[Recorded data]

'''

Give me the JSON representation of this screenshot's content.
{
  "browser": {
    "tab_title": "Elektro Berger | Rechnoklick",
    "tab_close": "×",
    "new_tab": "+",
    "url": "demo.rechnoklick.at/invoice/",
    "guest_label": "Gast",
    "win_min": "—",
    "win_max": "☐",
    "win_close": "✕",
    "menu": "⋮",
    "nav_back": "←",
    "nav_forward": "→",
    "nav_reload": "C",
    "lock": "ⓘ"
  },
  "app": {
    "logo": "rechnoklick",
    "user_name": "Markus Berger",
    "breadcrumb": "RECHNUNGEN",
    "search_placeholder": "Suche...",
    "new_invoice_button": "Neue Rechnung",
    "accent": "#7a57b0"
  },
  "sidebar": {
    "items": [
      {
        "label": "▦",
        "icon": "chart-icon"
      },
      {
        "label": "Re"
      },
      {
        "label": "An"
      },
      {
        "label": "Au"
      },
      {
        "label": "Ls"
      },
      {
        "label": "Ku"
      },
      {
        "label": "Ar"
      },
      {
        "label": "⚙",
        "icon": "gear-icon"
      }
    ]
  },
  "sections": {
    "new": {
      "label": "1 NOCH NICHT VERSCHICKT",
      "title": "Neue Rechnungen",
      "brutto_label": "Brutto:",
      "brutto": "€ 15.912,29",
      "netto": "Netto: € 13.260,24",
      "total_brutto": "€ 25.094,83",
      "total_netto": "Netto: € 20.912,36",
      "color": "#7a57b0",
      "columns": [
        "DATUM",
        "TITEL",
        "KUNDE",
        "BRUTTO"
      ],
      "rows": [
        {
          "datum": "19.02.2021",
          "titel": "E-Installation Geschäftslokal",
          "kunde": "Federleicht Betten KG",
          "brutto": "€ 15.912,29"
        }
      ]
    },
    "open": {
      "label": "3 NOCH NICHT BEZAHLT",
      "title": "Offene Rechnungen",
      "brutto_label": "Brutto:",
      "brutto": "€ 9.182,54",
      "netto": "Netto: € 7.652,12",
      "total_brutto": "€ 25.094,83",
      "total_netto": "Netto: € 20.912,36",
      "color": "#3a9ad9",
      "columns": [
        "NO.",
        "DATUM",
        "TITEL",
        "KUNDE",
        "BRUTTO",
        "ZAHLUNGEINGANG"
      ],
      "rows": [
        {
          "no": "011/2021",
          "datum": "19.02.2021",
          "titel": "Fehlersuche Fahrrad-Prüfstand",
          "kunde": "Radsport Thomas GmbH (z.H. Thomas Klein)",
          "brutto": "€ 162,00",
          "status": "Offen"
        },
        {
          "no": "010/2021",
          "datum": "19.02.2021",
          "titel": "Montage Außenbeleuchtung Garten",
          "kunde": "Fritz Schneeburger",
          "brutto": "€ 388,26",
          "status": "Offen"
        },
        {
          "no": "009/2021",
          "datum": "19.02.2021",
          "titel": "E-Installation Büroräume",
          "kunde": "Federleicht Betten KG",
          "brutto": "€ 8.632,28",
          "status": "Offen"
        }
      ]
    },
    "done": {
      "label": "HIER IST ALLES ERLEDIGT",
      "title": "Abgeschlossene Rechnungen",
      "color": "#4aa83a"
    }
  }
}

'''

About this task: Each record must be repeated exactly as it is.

Expected answer:
Give me the JSON representation of this screenshot's content.
{
  "browser": {
    "tab_title": "Elektro Berger | Rechnoklick",
    "tab_close": "×",
    "new_tab": "+",
    "url": "demo.rechnoklick.at/invoice/",
    "guest_label": "Gast",
    "win_min": "—",
    "win_max": "☐",
    "win_close": "✕",
    "menu": "⋮",
    "nav_back": "←",
    "nav_forward": "→",
    "nav_reload": "C",
    "lock": "ⓘ"
  },
  "app": {
    "logo": "rechnoklick",
    "user_name": "Markus Berger",
    "breadcrumb": "RECHNUNGEN",
    "search_placeholder": "Suche...",
    "new_invoice_button": "Neue Rechnung",
    "accent": "#7a57b0"
  },
  "sidebar": {
    "items": [
      {
        "label": "▦",
        "icon": "chart-icon"
      },
      {
        "label": "Re"
      },
      {
        "label": "An"
      },
      {
        "label": "Au"
      },
      {
        "label": "Ls"
      },
      {
        "label": "Ku"
      },
      {
        "label": "Ar"
      },
      {
        "label": "⚙",
        "icon": "gear-icon"
      }
    ]
  },
  "sections": {
    "new": {
      "label": "1 NOCH NICHT VERSCHICKT",
      "title": "Neue Rechnungen",
      "brutto_label": "Brutto:",
      "brutto": "€ 15.912,29",
      "netto": "Netto: € 13.260,24",
      "total_brutto": "€ 25.094,83",
      "total_netto": "Netto: € 20.912,36",
      "color": "#7a57b0",
      "columns": [
        "DATUM",
        "TITEL",
        "KUNDE",
        "BRUTTO"
      ],
      "rows": [
        {
          "datum": "19.02.2021",
          "titel": "E-Installation Geschäftslokal",
          "kunde": "Federleicht Betten KG",
          "brutto": "€ 15.912,29"
        }
      ]
    },
    "open": {
      "label": "3 NOCH NICHT BEZAHLT",
      "title": "Offene Rechnungen",
      "brutto_label": "Brutto:",
      "brutto": "€ 9.182,54",
      "netto": "Netto: € 7.652,12",
      "total_brutto": "€ 25.094,83",
      "total_netto": "Netto: € 20.912,36",
      "color": "#3a9ad9",
      "columns": [
        "NO.",
        "DATUM",
        "TITEL",
        "KUNDE",
        "BRUTTO",
        "ZAHLUNGEINGANG"
      ],
      "rows": [
        {
          "no": "011/2021",
          "datum": "19.02.2021",
          "titel": "Fehlersuche Fahrrad-Prüfstand",
          "kunde": "Radsport Thomas GmbH (z.H. Thomas Klein)",
          "brutto": "€ 162,00",
          "status": "Offen"
        },
        {
          "no": "010/2021",
          "datum": "19.02.2021",
          "titel": "Montage Außenbeleuchtung Garten",
          "kunde": "Fritz Schneeburger",
          "brutto": "€ 388,26",
          "status": "Offen"
        },
        {
          "no": "009/2021",
          "datum": "19.02.2021",
          "titel": "E-Installation Büroräume",
          "kunde": "Federleicht Betten KG",
          "brutto": "€ 8.632,28",
          "status": "Offen"
        }
      ]
    },
    "done": {
      "label": "HIER IST ALLES ERLEDIGT",
      "title": "Abgeschlossene Rechnungen",
      "color": "#4aa83a"
    }
  }
}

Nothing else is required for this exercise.